The computer industry plans things out years in advance.
Whether you realize it or not, it's already been foretold that you will make the
switch from DDR3 to DDR4 memory sometime in late 2010. It's not like
you have a choice in this either, tech companies cling tightly to
a motto of 'prevention is better than a cure'. Making computer
components faster before there is a imminent need for the
speed, is the kind of prevention that keeps PCs humming along ahead of the
curve. The last thing anyone wants is for the demands of users,
applications, the internet or your favourite game title to be twelve months
ahead of the hardware to support it.
Whenever Intel and AMD choose to adopt a new memory
standard, there is always a transitory period with no clear direction. The new
memory standard often promises a lot; faster operating
frequencies, increased memory bandwidth, lower power consumption,
higher margins for stores... Yet it often just precedes the actual
need. This was the case with DDR2 memory when it was introduced in
2004, but no one in their right mind would consider downgrading to a

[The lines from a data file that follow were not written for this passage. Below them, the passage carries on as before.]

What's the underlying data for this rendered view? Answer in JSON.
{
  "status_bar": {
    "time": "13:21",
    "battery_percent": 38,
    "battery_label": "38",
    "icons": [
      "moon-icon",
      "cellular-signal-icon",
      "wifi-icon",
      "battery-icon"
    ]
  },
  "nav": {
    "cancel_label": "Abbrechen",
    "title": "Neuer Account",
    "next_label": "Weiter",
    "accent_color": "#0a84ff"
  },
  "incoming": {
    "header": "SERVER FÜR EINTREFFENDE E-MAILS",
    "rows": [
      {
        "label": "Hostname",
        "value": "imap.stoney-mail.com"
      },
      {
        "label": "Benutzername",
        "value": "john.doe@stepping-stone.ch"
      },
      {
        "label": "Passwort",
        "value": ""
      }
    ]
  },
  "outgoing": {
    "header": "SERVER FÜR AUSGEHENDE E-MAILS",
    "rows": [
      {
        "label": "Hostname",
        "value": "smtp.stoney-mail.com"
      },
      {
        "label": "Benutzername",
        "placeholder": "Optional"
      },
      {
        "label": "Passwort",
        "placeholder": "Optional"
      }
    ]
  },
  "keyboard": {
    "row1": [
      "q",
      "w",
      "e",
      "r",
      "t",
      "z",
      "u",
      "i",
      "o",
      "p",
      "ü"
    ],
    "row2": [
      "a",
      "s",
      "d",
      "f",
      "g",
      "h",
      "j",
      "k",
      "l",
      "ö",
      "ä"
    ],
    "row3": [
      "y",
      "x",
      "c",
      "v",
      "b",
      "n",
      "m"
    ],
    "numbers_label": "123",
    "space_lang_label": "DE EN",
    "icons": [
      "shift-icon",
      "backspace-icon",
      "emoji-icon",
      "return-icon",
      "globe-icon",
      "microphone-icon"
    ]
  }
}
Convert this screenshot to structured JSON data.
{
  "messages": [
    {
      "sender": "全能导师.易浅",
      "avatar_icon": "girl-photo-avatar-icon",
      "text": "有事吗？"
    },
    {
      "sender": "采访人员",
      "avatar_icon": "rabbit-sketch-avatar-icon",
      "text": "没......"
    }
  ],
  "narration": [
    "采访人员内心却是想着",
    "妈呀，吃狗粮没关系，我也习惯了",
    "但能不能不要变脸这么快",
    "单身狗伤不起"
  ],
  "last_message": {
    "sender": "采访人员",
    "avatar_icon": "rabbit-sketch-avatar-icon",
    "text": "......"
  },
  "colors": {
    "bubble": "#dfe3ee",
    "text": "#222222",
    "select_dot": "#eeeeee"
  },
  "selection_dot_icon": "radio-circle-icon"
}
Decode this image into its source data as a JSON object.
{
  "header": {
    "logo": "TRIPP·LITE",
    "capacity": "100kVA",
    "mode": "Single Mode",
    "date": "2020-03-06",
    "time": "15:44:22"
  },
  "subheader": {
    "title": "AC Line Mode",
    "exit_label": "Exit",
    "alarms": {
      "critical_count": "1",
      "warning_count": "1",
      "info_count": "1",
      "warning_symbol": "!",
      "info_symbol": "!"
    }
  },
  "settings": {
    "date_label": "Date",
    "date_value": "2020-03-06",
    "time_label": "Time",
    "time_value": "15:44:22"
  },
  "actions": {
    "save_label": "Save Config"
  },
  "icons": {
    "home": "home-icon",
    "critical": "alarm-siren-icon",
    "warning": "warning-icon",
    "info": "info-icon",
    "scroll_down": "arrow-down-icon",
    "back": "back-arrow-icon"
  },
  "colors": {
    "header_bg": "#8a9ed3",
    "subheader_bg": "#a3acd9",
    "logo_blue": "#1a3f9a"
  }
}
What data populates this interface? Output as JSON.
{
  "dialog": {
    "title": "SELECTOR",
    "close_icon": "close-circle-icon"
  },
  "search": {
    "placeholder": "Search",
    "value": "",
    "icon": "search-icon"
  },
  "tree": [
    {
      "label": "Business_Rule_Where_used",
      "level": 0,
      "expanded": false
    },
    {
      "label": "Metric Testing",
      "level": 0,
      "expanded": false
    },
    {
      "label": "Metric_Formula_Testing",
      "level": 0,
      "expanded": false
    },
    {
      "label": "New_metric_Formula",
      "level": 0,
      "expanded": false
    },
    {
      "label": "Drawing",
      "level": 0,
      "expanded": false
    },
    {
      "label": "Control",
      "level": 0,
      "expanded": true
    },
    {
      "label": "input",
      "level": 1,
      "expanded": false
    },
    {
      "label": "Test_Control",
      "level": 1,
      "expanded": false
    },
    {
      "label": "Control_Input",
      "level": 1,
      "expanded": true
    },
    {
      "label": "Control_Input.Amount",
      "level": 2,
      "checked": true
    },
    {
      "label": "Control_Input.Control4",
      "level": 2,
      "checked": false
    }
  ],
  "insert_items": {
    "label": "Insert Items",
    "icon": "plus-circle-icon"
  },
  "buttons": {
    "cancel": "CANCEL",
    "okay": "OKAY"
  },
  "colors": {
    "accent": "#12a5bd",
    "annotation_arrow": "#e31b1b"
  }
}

DDR-based computer nowadays. It's the same situation with the shift from DDR2 based PCs to DDR3 based multi-core Intel platforms.
Give it time. Eventually it will become apparent that DDR2 memory can no
longer sustain memory bandwidth to satisfy the mathematically derived
requirements of quad core processors.
Just in time for quad core processors, DDR3 memory is set to alleviate
an impending memory bandwidth bottleneck that hasn't quite materialized.
For future-proofing a cutting edge PC though, it's a good option now.
introduced some of the first DDR3 memory modules on the market, and in
this review PCSTATS is testing the companies' 2GB W1866UX2G8 DDR3-1866 memory
kit. Super Talent has these puppies to running at 1866 MHz!
The Super Talent 2GB W1866UX2G8 DDR3 memory kit is
designed to run at 1866 MHz with CAS Latency timings of 8-8-8-24, at
1.9V. The old standard for DDR2 RAM was 1.8V, DDR3 calls for 1.5V, so that
means DDR3 is technically more environmentally friendly since it's more
power efficient. According to the company, each pair of DDR3 memory modules are hand tested on an Asus P5K3 Deluxe motherboard before being shipped. The memory is covered by a lifetime warranty. Sounds good.
The bad? With a retail price of $635 CDN
($605 US, £300 GBP) for the 2GB pair,
there's no mistaking that Super Talent's W1866UX2G8 DDR3-1866 memory kit
is premium kit. Enthusiast grade DDR3 this early in the game is not
cheap, no matter if it's from Super Talent, Corsair, or OCZ... expect high end DDR3 prices to stay in the stratosphere for some time to come.
Talent W1866UX2G8 DDR3-1866 Memory
||RAM Memory Type: DDR3-1866 /
Individual Module Capacity:
Native Speed & Latency: 1866 MHz @ CAS
The Super Talent W1866UX2G8 DDR3-1866 memory has the usual custom Super Talent heatspreader, they are nice and slim so modules can be stacked side-by-side in the slots. Double sided tape to secure the heatspreader to the memory module, and it is not advisable to attempt to remove them.
Each DDR3 DIMM is single sided, which means the DDR3 BGA DRAM modules are all located on one side of the PCB. By default the memory timings of the W1866UX2G8 DDR3-1866 memory kit are 8-8-8-24 when running at 1866 MHz, and that requires a voltage of 1.9V (up from the default of 1.5V). At a more relaxed speed of DDR3-1066, the memory can run with 7-7-7-18 timings.
DDR3 and DDR2 Intercompatibility
If you'd like to equip your computer with
DDR3 memory, currently motherboards based Intel's P35 or X38/X48 Express chipset are the only
option... and then only models specifically built to support DDR3
Intel X38 Express chipset, that companies' flagship core logic, will support
DDR3, but not DDR2. nVIDIA has not refreshed its nForce motherboard chipset
lineup recently, but anticipate it will do so shortly to encompass DDR3 memory.
If you are a loyal AMD user, you'll
have to wait a bit longer as AMD has no immediate plans to adopt the DDR3 memory
Each AMD processor
has its memory controller built right into the core, so DDR3 can only be
adopted when the underlying CPU architecture calls for it. As it stands, the
AMD 'AM3' processor, due late 2008 is the first AMD CPU road-mapped for DDR3 memory.
Generally speaking, the AMD Athlon64 processor series does not have major
bandwidth issues, due to a well designed memory
PCSTATS will take you for a closer look at the DDR3
memory standard next, before running through what are set to be a very